The gist: Really phenomenal deals can be had, but it requires patience, strategy, and a big time commitment to participate in intense bidding wars.
You’ve seen private travel sale sites such as Jetsetter and SniqueAway that allow you to snag amazing deals, but now there is another form of unique travel deals: Off & Away, which holds travel auctions. Most of their auctions are for hotel stays, but some are for all-inclusive travel packages. They say you can get up to 99% off luxury hotel deals. (Though they will be launching a private sale section of their site soon, much like those mentioned above).
How it works
Unlike other auction sites such as eBay where you bid what you will pay, you have to buy bids before you can begin bidding on Off & Away. Bids come in packs and cost $1 each unless you buy a large package. Here are the bid packages:
The auctions themselves start at one penny, and each bid increases the auction price by one cent. However, the amount listed as the auction price is a bit misleading since you pay to bid. Once someone has won, they paid for their bids and also pay the auction price. Say you bid 100 times and win, and the auction ends at $100. You will have paid $100 for the bids and then pay $100 for the auction, for a total of $200. On a small scale, that’s not a big deal–in fact, that’s a fantastic deal for something like a two-night stay at a luxury hotel. But if you place a really large amount of bids and the auction price gets pretty high (which is possible for the big packages), it might be a lot more than you might expect.
Each bid extends the clock by 15 seconds, which means the bidding wars can go on indefinitely. This is where it starts to feel like a strategic game. I asked their team if there was an average amount of bids used for auctions. Here was their response:

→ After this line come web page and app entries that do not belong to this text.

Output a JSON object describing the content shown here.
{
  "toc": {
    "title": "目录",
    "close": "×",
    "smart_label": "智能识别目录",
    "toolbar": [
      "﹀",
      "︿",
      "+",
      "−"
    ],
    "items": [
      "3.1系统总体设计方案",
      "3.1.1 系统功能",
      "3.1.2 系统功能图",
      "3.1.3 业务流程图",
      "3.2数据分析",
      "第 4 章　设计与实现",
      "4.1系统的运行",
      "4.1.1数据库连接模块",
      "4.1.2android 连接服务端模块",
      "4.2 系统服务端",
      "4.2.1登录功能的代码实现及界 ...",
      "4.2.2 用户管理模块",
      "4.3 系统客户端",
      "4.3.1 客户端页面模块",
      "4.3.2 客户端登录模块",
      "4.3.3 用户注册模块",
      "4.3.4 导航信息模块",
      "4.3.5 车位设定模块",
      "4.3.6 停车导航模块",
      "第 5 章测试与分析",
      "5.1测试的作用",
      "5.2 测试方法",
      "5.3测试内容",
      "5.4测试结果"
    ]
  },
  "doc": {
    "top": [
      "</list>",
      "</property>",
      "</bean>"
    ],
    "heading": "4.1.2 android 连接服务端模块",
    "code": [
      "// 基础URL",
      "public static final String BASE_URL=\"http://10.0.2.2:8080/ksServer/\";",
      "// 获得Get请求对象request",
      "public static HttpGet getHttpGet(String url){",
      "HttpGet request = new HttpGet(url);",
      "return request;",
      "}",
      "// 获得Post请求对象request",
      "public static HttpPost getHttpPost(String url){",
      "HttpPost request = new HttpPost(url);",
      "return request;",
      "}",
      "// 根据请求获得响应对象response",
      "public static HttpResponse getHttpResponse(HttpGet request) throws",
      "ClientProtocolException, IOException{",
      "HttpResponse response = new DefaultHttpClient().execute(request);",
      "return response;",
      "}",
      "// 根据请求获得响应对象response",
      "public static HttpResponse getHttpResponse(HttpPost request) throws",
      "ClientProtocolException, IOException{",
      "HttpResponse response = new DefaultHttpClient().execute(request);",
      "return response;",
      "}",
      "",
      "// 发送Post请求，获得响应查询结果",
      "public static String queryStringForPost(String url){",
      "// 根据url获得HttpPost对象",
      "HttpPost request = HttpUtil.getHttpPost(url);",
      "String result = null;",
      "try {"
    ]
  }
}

In terms of stats on the average amount of bids used to win an auction, it’s really hard to say because it varies by the destination and property and even day. There have been instances where the same property is won by a bidder who used 200 bids and other times when it is won with only 5 bids. It also depends on the bidding strategy used by the winner. They could choose to start bidding early on in the auction and invest a certain number of bids or wait until later in the auction and jump in to win with a fewer number of bids.
Here’s what an auction page looks like:
If you lose
With most auctions, if you lose, you pay nothing. With Off & Away, you don’t get that $1/bid money back. Instead, you get credit of that amount to book hotels through their search engine. I tested out their search engine for Vancouver hotels, and I found some great deals at very legit places. Unfortunately, the credit is only good for one month. Though I did bid $10 on an auction (more on that below), and after losing, I unlocked a deal for a 120% booking credit special on that amount if I booked at that hotel. That sadly meant just a $12 credit in my case, but would be cool if I had bid a lot more. I did also see a 10% discount for booking early at many of the hotels in their search engine.
I went to OffandAway.com and saw that there was an auction starting for a two-night stay at a Sofitel in New York City. I want to go back to the city sometime soon, so I bought a starter back of 10 bids ($10). I bid back and forth with someone a few times and then they gave up, and for an entire day, it looked like I was the winner. I had only spent four bids, so I couldn’t believe it. The next day, the auction was to end at 11 a.m. I kept a close eye on it, and someone would occasionally outbid me, and I would up mine by one bid. Then the counter turned red and started going down. 3. 2. 1. I expected it to go to zero and say that I won.
Instead, it went to “Going.” It stayed on that, and I couldn’t figure out what was going on–hadn’t I just won? I eventually refreshed the page, and all of the sudden I realized that the auction was still going and people were bidding every other second. Somehow, someone squeezed in a bid when the timer was at one second. Crap.
I decided to keep an eye on it, and I tried to increase my bids a few times, but then I ran out of bids. I didn’t feel like spending another $10 on a pack of bids, so I decided to observe instead. I went back every few minutes to check on it, thinking it had to end soon, but every few seconds, someone else made a bid and more time was added. It was pretty incredible how fast things moved. I would forget about it for a while and then check back an hour later, and it was still going. It actually was still going when I last checked around 4 p.m. At that point, the bids had gone up to over 1,000, and I could see the name of the winner constantly changing. A lot of people were in the game. I like the idea that the clock can be extended by more auctions, though it can get tiring since your window of getting another bid in is so brief. You can’t do anything else but sit and watch it. I was amazed that people were able to keep up with it all day.
I checked a few days later to see what ended up happening. I was able to see that the person who won had put in 39 bids total, meaning $39, and the auction amount ended up at $33.09. That means the winner paid less than $70 for a two-night stay in a terrace suite in NYC worth $2,000. The thing is, the people who started bidding earlier went through way more bids. My guess is that this person swooped in toward the end when everyone else was tiring out. That’s a pretty phenomenal deal, but it also takes a lot of dedication and time to plan that out and make it happen.
You can check out their winners section, which shows you real people who have won. You can look at their recently ended auctions to see how much winners ended up paying. The deals people ended up scoring are really incredible.
Have you ever used OffandAway? If not, would you consider it?